- [Dataset extract]
____

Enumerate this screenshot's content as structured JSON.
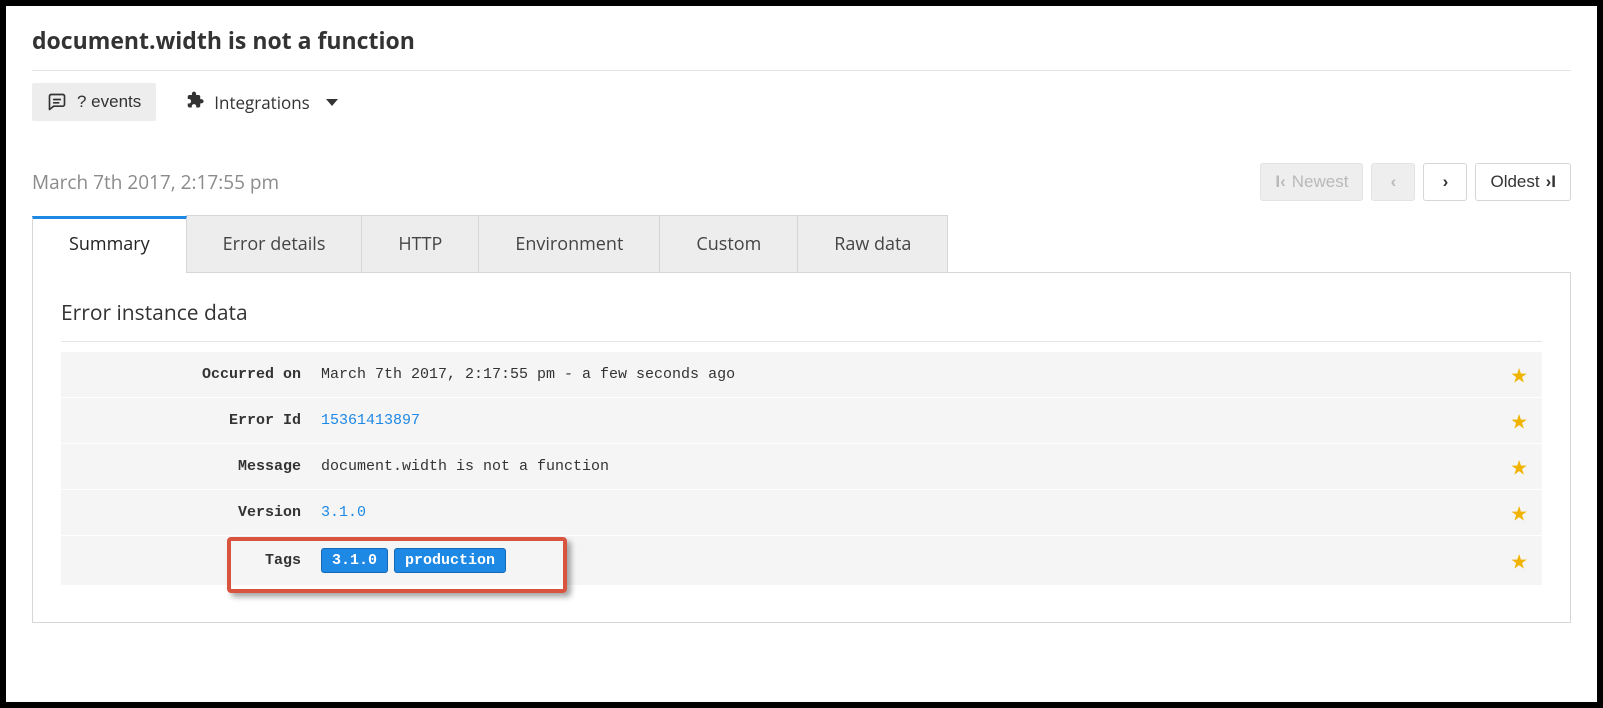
{
  "title": "document.width is not a function",
  "toolbar": {
    "events_label": "? events",
    "integrations_label": "Integrations"
  },
  "timestamp": "March 7th 2017, 2:17:55 pm",
  "pager": {
    "newest": "Newest",
    "oldest": "Oldest"
  },
  "tabs": [
    "Summary",
    "Error details",
    "HTTP",
    "Environment",
    "Custom",
    "Raw data"
  ],
  "panel": {
    "title": "Error instance data",
    "rows": [
      {
        "label": "Occurred on",
        "value": "March 7th 2017, 2:17:55 pm - a few seconds ago",
        "link": false
      },
      {
        "label": "Error Id",
        "value": "15361413897",
        "link": true
      },
      {
        "label": "Message",
        "value": "document.width is not a function",
        "link": false
      },
      {
        "label": "Version",
        "value": "3.1.0",
        "link": true
      }
    ],
    "tags_label": "Tags",
    "tags": [
      "3.1.0",
      "production"
    ]
  }
}
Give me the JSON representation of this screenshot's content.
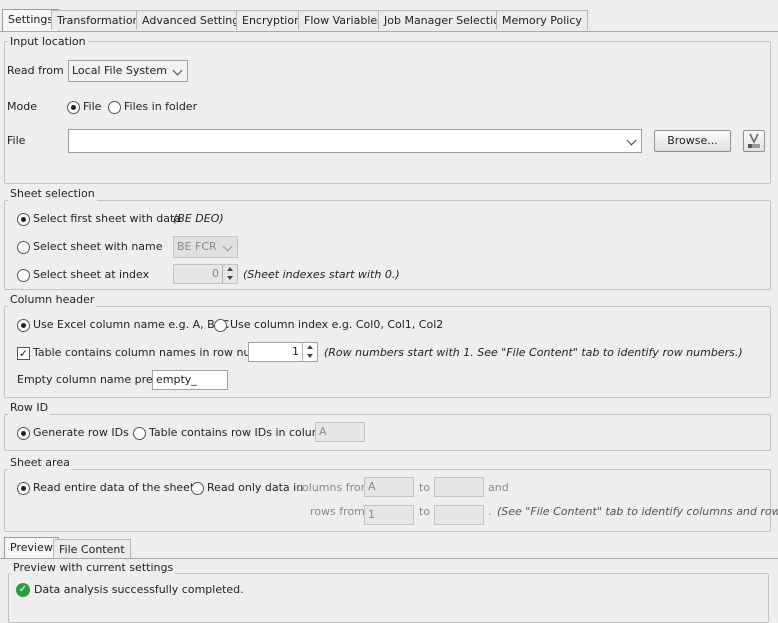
{
  "tabs": [
    "Settings",
    "Transformation",
    "Advanced Settings",
    "Encryption",
    "Flow Variables",
    "Job Manager Selection",
    "Memory Policy"
  ],
  "input_location": {
    "legend": "Input location",
    "read_from_label": "Read from",
    "read_from_value": "Local File System",
    "mode_label": "Mode",
    "mode_file": "File",
    "mode_folder": "Files in folder",
    "file_label": "File",
    "file_value": "",
    "browse_label": "Browse..."
  },
  "sheet_selection": {
    "legend": "Sheet selection",
    "first_sheet_label": "Select first sheet with data",
    "first_sheet_hint": "(BE DEO)",
    "by_name_label": "Select sheet with name",
    "by_name_value": "BE FCR",
    "by_index_label": "Select sheet at index",
    "by_index_value": "0",
    "by_index_hint": "(Sheet indexes start with 0.)"
  },
  "column_header": {
    "legend": "Column header",
    "excel_name_label": "Use Excel column name e.g. A, B, C",
    "index_label": "Use column index e.g. Col0, Col1, Col2",
    "row_number_label": "Table contains column names in row number",
    "row_number_value": "1",
    "row_number_hint": "(Row numbers start with 1. See \"File Content\" tab to identify row numbers.)",
    "prefix_label": "Empty column name prefix:",
    "prefix_value": "empty_"
  },
  "row_id": {
    "legend": "Row ID",
    "generate_label": "Generate row IDs",
    "contains_label": "Table contains row IDs in column",
    "column_value": "A"
  },
  "sheet_area": {
    "legend": "Sheet area",
    "entire_label": "Read entire data of the sheet",
    "only_label": "Read only data in",
    "columns_from_label": "columns from",
    "columns_from_value": "A",
    "to_label": "to",
    "columns_to_value": "",
    "and_label": "and",
    "rows_from_label": "rows from",
    "rows_from_value": "1",
    "rows_to_value": "",
    "hint": "(See \"File Content\" tab to identify columns and rows.)"
  },
  "preview": {
    "tabs": [
      "Preview",
      "File Content"
    ],
    "legend": "Preview with current settings",
    "status": "Data analysis successfully completed."
  }
}
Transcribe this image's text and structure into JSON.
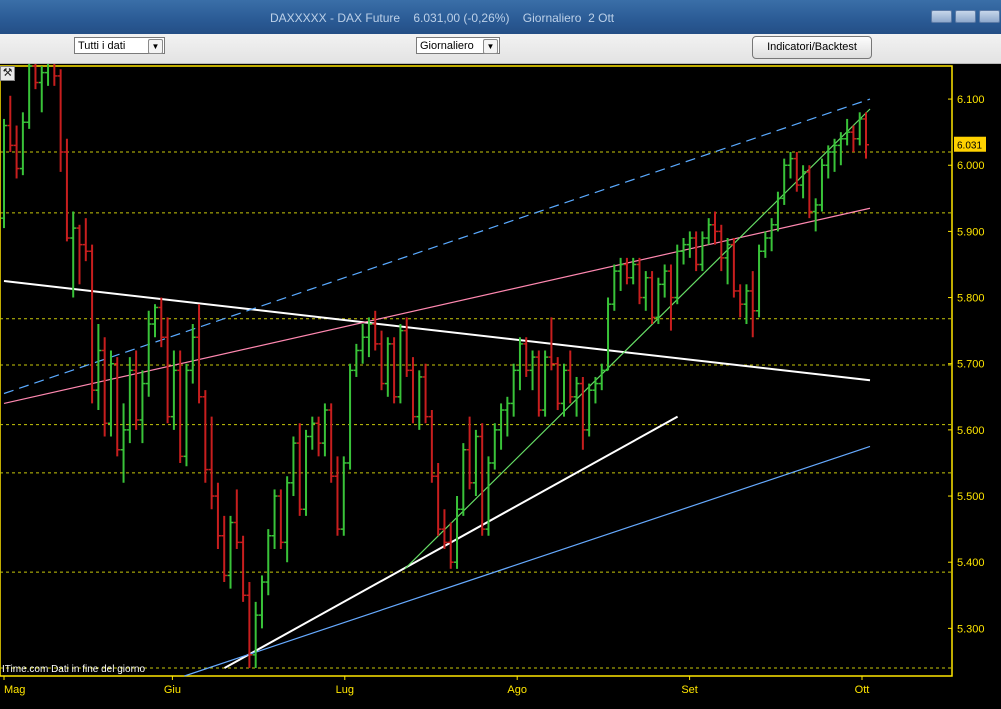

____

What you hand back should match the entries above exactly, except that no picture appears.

Enumerate this screenshot's content as structured JSON.
{
  "title": "document.width is not a function",
  "toolbar": {
    "events_label": "? events",
    "integrations_label": "Integrations"
  },
  "timestamp": "March 7th 2017, 2:17:55 pm",
  "pager": {
    "newest": "Newest",
    "oldest": "Oldest"
  },
  "tabs": [
    "Summary",
    "Error details",
    "HTTP",
    "Environment",
    "Custom",
    "Raw data"
  ],
  "panel": {
    "title": "Error instance data",
    "rows": [
      {
        "label": "Occurred on",
        "value": "March 7th 2017, 2:17:55 pm - a few seconds ago",
        "link": false
      },
      {
        "label": "Error Id",
        "value": "15361413897",
        "link": true
      },
      {
        "label": "Message",
        "value": "document.width is not a function",
        "link": false
      },
      {
        "label": "Version",
        "value": "3.1.0",
        "link": true
      }
    ],
    "tags_label": "Tags",
    "tags": [
      "3.1.0",
      "production"
    ]
  }
}
Give me the JSON representation of this screenshot's content.
{
  "tabs": [
    "Settings",
    "Transformation",
    "Advanced Settings",
    "Encryption",
    "Flow Variables",
    "Job Manager Selection",
    "Memory Policy"
  ],
  "input_location": {
    "legend": "Input location",
    "read_from_label": "Read from",
    "read_from_value": "Local File System",
    "mode_label": "Mode",
    "mode_file": "File",
    "mode_folder": "Files in folder",
    "file_label": "File",
    "file_value": "",
    "browse_label": "Browse..."
  },
  "sheet_selection": {
    "legend": "Sheet selection",
    "first_sheet_label": "Select first sheet with data",
    "first_sheet_hint": "(BE DEO)",
    "by_name_label": "Select sheet with name",
    "by_name_value": "BE FCR",
    "by_index_label": "Select sheet at index",
    "by_index_value": "0",
    "by_index_hint": "(Sheet indexes start with 0.)"
  },
  "column_header": {
    "legend": "Column header",
    "excel_name_label": "Use Excel column name e.g. A, B, C",
    "index_label": "Use column index e.g. Col0, Col1, Col2",
    "row_number_label": "Table contains column names in row number",
    "row_number_value": "1",
    "row_number_hint": "(Row numbers start with 1. See \"File Content\" tab to identify row numbers.)",
    "prefix_label": "Empty column name prefix:",
    "prefix_value": "empty_"
  },
  "row_id": {
    "legend": "Row ID",
    "generate_label": "Generate row IDs",
    "contains_label": "Table contains row IDs in column",
    "column_value": "A"
  },
  "sheet_area": {
    "legend": "Sheet area",
    "entire_label": "Read entire data of the sheet",
    "only_label": "Read only data in",
    "columns_from_label": "columns from",
    "columns_from_value": "A",
    "to_label": "to",
    "columns_to_value": "",
    "and_label": "and",
    "rows_from_label": "rows from",
    "rows_from_value": "1",
    "rows_to_value": "",
    "hint": "(See \"File Content\" tab to identify columns and rows.)"
  },
  "preview": {
    "tabs": [
      "Preview",
      "File Content"
    ],
    "legend": "Preview with current settings",
    "status": "Data analysis successfully completed."
  }
}
Transcribe this image's text and structure into JSON.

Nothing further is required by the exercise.